However, Mr Lochore says the role carries with it a significant responsibility to take ‘a wider view’ of the issue.
He is one of just nine members of the group, announced by Tourism Minister Kelvin Davis, which includes leaders from local government, industry and central government agencies.
In announcing the group’s makeup, the Minister said: "The issues around freedom camping are complex and require a well-considered response.
"I expect the Working Group’s recommendations to cover practical actions we can take to support councils ahead of the 2018-19 peak season, as well as any policy or regulatory changes to the freedom camping system that might be required over the longer term.”
Pleased that the NZMCA has been given the opportunity to play a role in improving the way freedom camping is managed in New Zealand, Mr Lochore says that naturally all participants in the Working Group will have their own views on the best way forward.

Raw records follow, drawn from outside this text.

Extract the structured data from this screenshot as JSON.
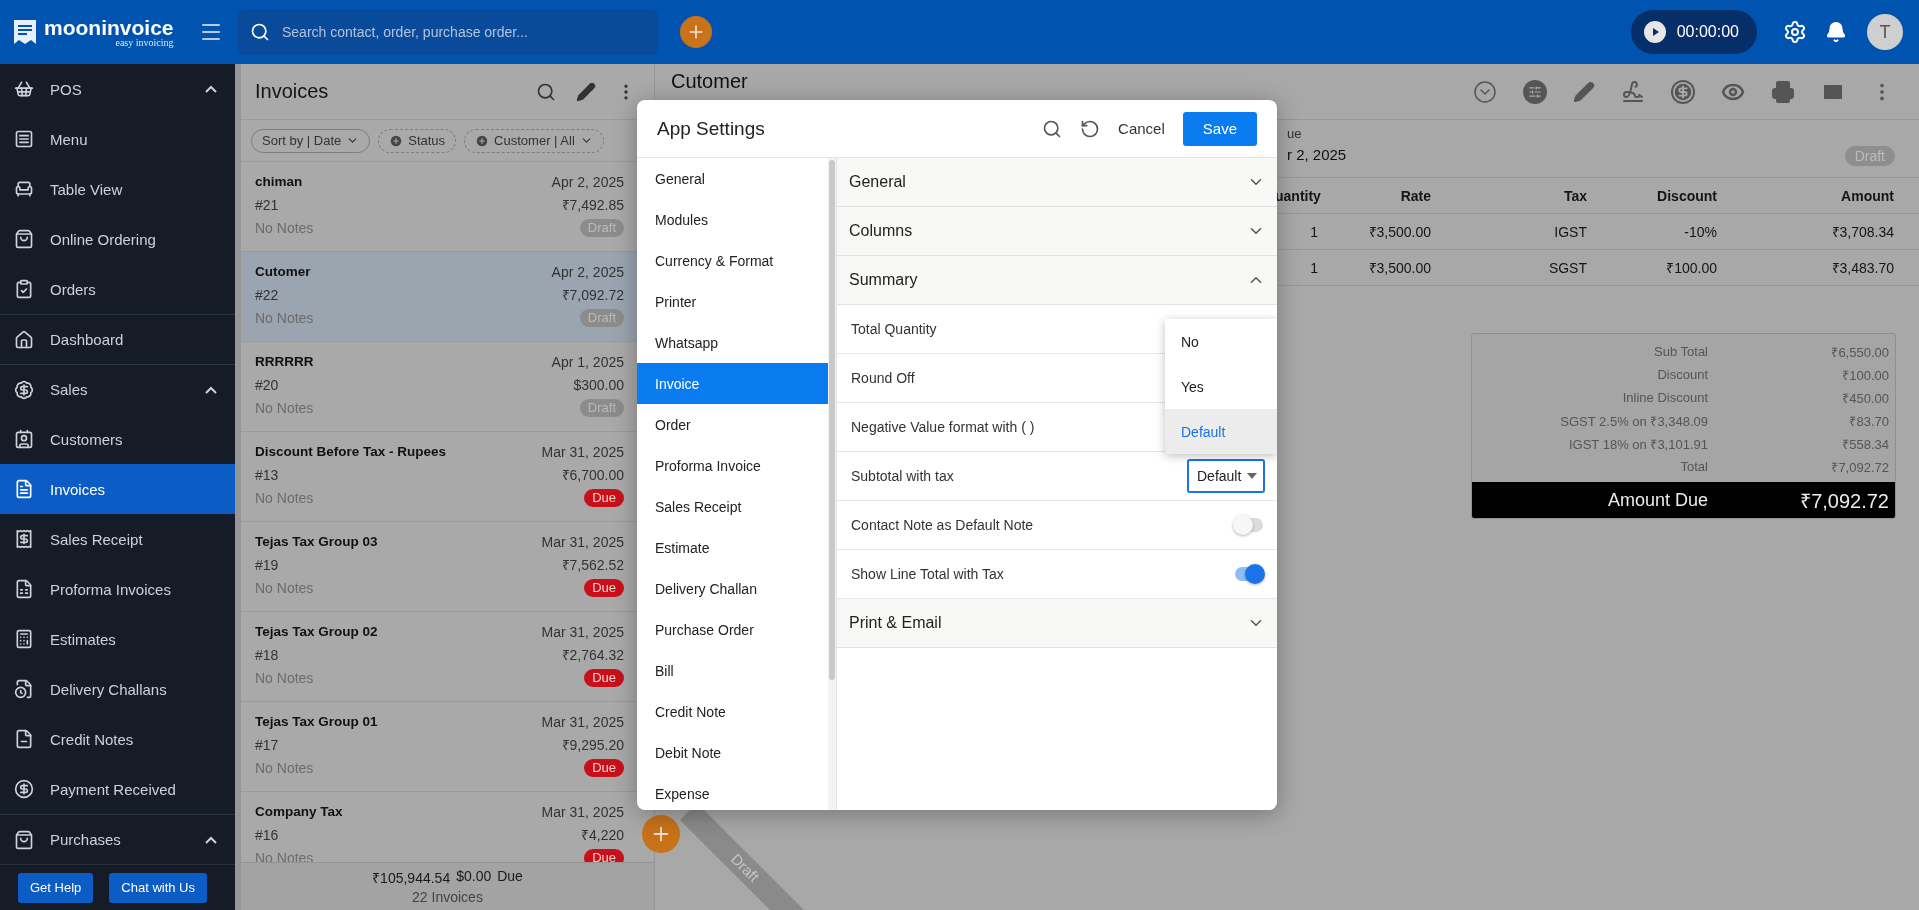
{
  "topbar": {
    "brand": "mooninvoice",
    "tagline": "easy invoicing",
    "search": {
      "placeholder": "Search contact, order, purchase order..."
    },
    "timer": "00:00:00",
    "avatar": "T"
  },
  "sidebar": {
    "items": [
      {
        "label": "POS",
        "kind": "section",
        "expanded": true,
        "selected": false
      },
      {
        "label": "Menu",
        "kind": "item",
        "selected": false
      },
      {
        "label": "Table View",
        "kind": "item",
        "selected": false
      },
      {
        "label": "Online Ordering",
        "kind": "item",
        "selected": false
      },
      {
        "label": "Orders",
        "kind": "item",
        "selected": false
      },
      {
        "label": "Dashboard",
        "kind": "single",
        "selected": false
      },
      {
        "label": "Sales",
        "kind": "section",
        "expanded": true,
        "selected": false
      },
      {
        "label": "Customers",
        "kind": "item",
        "selected": false
      },
      {
        "label": "Invoices",
        "kind": "item",
        "selected": true
      },
      {
        "label": "Sales Receipt",
        "kind": "item",
        "selected": false
      },
      {
        "label": "Proforma Invoices",
        "kind": "item",
        "selected": false
      },
      {
        "label": "Estimates",
        "kind": "item",
        "selected": false
      },
      {
        "label": "Delivery Challans",
        "kind": "item",
        "selected": false
      },
      {
        "label": "Credit Notes",
        "kind": "item",
        "selected": false
      },
      {
        "label": "Payment Received",
        "kind": "item",
        "selected": false
      },
      {
        "label": "Purchases",
        "kind": "section",
        "expanded": true,
        "selected": false
      }
    ],
    "buttons": [
      "Get Help",
      "Chat with Us"
    ]
  },
  "invoice_list": {
    "title": "Invoices",
    "filters": [
      {
        "label": "Sort by | Date",
        "kind": "sort"
      },
      {
        "label": "Status",
        "kind": "add"
      },
      {
        "label": "Customer | All",
        "kind": "add-select"
      }
    ],
    "items": [
      {
        "name": "chiman",
        "date": "Apr 2, 2025",
        "number": "#21",
        "amount": "₹7,492.85",
        "notes": "No Notes",
        "status": {
          "label": "Draft",
          "kind": "draft"
        },
        "selected": false
      },
      {
        "name": "Cutomer",
        "date": "Apr 2, 2025",
        "number": "#22",
        "amount": "₹7,092.72",
        "notes": "No Notes",
        "status": {
          "label": "Draft",
          "kind": "draft"
        },
        "selected": true
      },
      {
        "name": "RRRRRR",
        "date": "Apr 1, 2025",
        "number": "#20",
        "amount": "$300.00",
        "notes": "No Notes",
        "status": {
          "label": "Draft",
          "kind": "draft"
        },
        "selected": false
      },
      {
        "name": "Discount Before Tax - Rupees",
        "date": "Mar 31, 2025",
        "number": "#13",
        "amount": "₹6,700.00",
        "notes": "No Notes",
        "status": {
          "label": "Due",
          "kind": "due"
        },
        "selected": false
      },
      {
        "name": "Tejas Tax Group 03",
        "date": "Mar 31, 2025",
        "number": "#19",
        "amount": "₹7,562.52",
        "notes": "No Notes",
        "status": {
          "label": "Due",
          "kind": "due"
        },
        "selected": false
      },
      {
        "name": "Tejas Tax Group 02",
        "date": "Mar 31, 2025",
        "number": "#18",
        "amount": "₹2,764.32",
        "notes": "No Notes",
        "status": {
          "label": "Due",
          "kind": "due"
        },
        "selected": false
      },
      {
        "name": "Tejas Tax Group 01",
        "date": "Mar 31, 2025",
        "number": "#17",
        "amount": "₹9,295.20",
        "notes": "No Notes",
        "status": {
          "label": "Due",
          "kind": "due"
        },
        "selected": false
      },
      {
        "name": "Company Tax",
        "date": "Mar 31, 2025",
        "number": "#16",
        "amount": "₹4,220",
        "notes": "No Notes",
        "status": {
          "label": "Due",
          "kind": "due"
        },
        "selected": false
      }
    ],
    "footer": {
      "total": "₹105,944.54",
      "paid": "$0.00",
      "due_label": "Due",
      "count": "22 Invoices"
    }
  },
  "detail": {
    "title": "Cutomer",
    "fragment_label": "ue",
    "fragment_date": "r 2, 2025",
    "status": "Draft",
    "columns": [
      "uantity",
      "Rate",
      "Tax",
      "Discount",
      "Amount"
    ],
    "rows": [
      [
        "1",
        "₹3,500.00",
        "IGST",
        "-10%",
        "₹3,708.34"
      ],
      [
        "1",
        "₹3,500.00",
        "SGST",
        "₹100.00",
        "₹3,483.70"
      ]
    ],
    "summary": [
      {
        "label": "Sub Total",
        "value": "₹6,550.00"
      },
      {
        "label": "Discount",
        "value": "₹100.00"
      },
      {
        "label": "Inline Discount",
        "value": "₹450.00"
      },
      {
        "label": "SGST 2.5% on ₹3,348.09",
        "value": "₹83.70"
      },
      {
        "label": "IGST 18% on ₹3,101.91",
        "value": "₹558.34"
      },
      {
        "label": "Total",
        "value": "₹7,092.72"
      }
    ],
    "amount_due": {
      "label": "Amount Due",
      "value": "₹7,092.72"
    },
    "ribbon": "Draft"
  },
  "modal": {
    "title": "App Settings",
    "cancel": "Cancel",
    "save": "Save",
    "nav": [
      {
        "label": "General",
        "selected": false
      },
      {
        "label": "Modules",
        "selected": false
      },
      {
        "label": "Currency & Format",
        "selected": false
      },
      {
        "label": "Printer",
        "selected": false
      },
      {
        "label": "Whatsapp",
        "selected": false
      },
      {
        "label": "Invoice",
        "selected": true
      },
      {
        "label": "Order",
        "selected": false
      },
      {
        "label": "Proforma Invoice",
        "selected": false
      },
      {
        "label": "Sales Receipt",
        "selected": false
      },
      {
        "label": "Estimate",
        "selected": false
      },
      {
        "label": "Delivery Challan",
        "selected": false
      },
      {
        "label": "Purchase Order",
        "selected": false
      },
      {
        "label": "Bill",
        "selected": false
      },
      {
        "label": "Credit Note",
        "selected": false
      },
      {
        "label": "Debit Note",
        "selected": false
      },
      {
        "label": "Expense",
        "selected": false
      }
    ],
    "sections": [
      {
        "title": "General",
        "expanded": false
      },
      {
        "title": "Columns",
        "expanded": false
      },
      {
        "title": "Summary",
        "expanded": true,
        "rows": [
          {
            "label": "Total Quantity",
            "kind": "select"
          },
          {
            "label": "Round Off",
            "kind": "select"
          },
          {
            "label": "Negative Value format with ( )",
            "kind": "select"
          },
          {
            "label": "Subtotal with tax",
            "kind": "select",
            "value": "Default",
            "focused": true,
            "open": true,
            "options": [
              {
                "label": "No",
                "selected": false
              },
              {
                "label": "Yes",
                "selected": false
              },
              {
                "label": "Default",
                "selected": true
              }
            ]
          },
          {
            "label": "Contact Note as Default Note",
            "kind": "toggle",
            "on": false
          },
          {
            "label": "Show Line Total with Tax",
            "kind": "toggle",
            "on": true
          }
        ]
      },
      {
        "title": "Print & Email",
        "expanded": false
      }
    ]
  }
}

“However, I believe it’s important that we all leave our own specific interests at the door so we can look at the big picture. We have a responsibility to take a wider view of the issues confronting Councils and communities so we can work together on workable solutions for the upcoming summer.”
Mr Lochore says there are three key issues to be carefully balanced by the Working Group:
- Finding solutions to better manage the freedom camping issues that have been identified;
- Ensuring that those regions which wish to reap the economic benefits of Motorhome Tourism can continue to do so; and
- Also ensuring that Kiwi families’ ability to enjoy their traditional summer holidays are not compromised.
“By and large, the areas where freedom camping is the biggest issue are those areas that have the greatest volume of tourists,” says Mr Lochore.
“So it makes no sense to me that we should continue sending tourists to those same locations and trying to fix the problem by throwing more infrastructure at it.
“Clearly, Motorhome Tourism has a role to play in regional economic development and I believe the Government should be looking at using the Tourism Infrastructure Fund (TIF) strategically alongside the Provincial Growth Fund to move this type of tourism to the regions that are going to benefit the most from an increased share of the tourism dollar.
“The Provincial Growth Fund is designed to lift productivity potential in the provinces and enhance economic development opportunities and interestingly, those off-the-beaten track regions that most need the support of such funding are also those that offer many of the best places for Kiwi families to enjoy their summer holidays.”
The other members of the Working Group are: The local government representatives, nominated by Local Government New Zealand, Rotorua District Mayor Steve Chadwick, Queenstown Lakes District Mayor Jim Boult, Central Otago District Mayor Tim Cadogan, and Christchurch CityDeputy Mayor Andrew Turner, three of whom will be on the Working Group at any one time.
Along with Mr Lochore, the tourism industry and campers are represented by Chris Roberts of Tourism Industry Aotearoa, and Grant Webster of Tourism Holdings Limited.
The three government agencies most involved with freedom camping - the Ministry of Business, Innovation and Employment (MBIE), which is in charge of tourism policy; the Department of Internal Affairs, which has a role in administering the Freedom Camping Act 2011; and the Department of Conservation, whose land is covered by the Act - will also be represented on the Working Group.
The Working Group is expected to have its first meeting by 4 May, 2018 and to report to Minister Davis by no later than 31 July, 2018
(In the photo: ome members on the Working Group from top row, Mayors Steve Chadwick, Jim Boult, Tim Cadogan & Andrew Turner. Bottom row from left, Bruce Lochore, Chris Roberts and Grant Webster).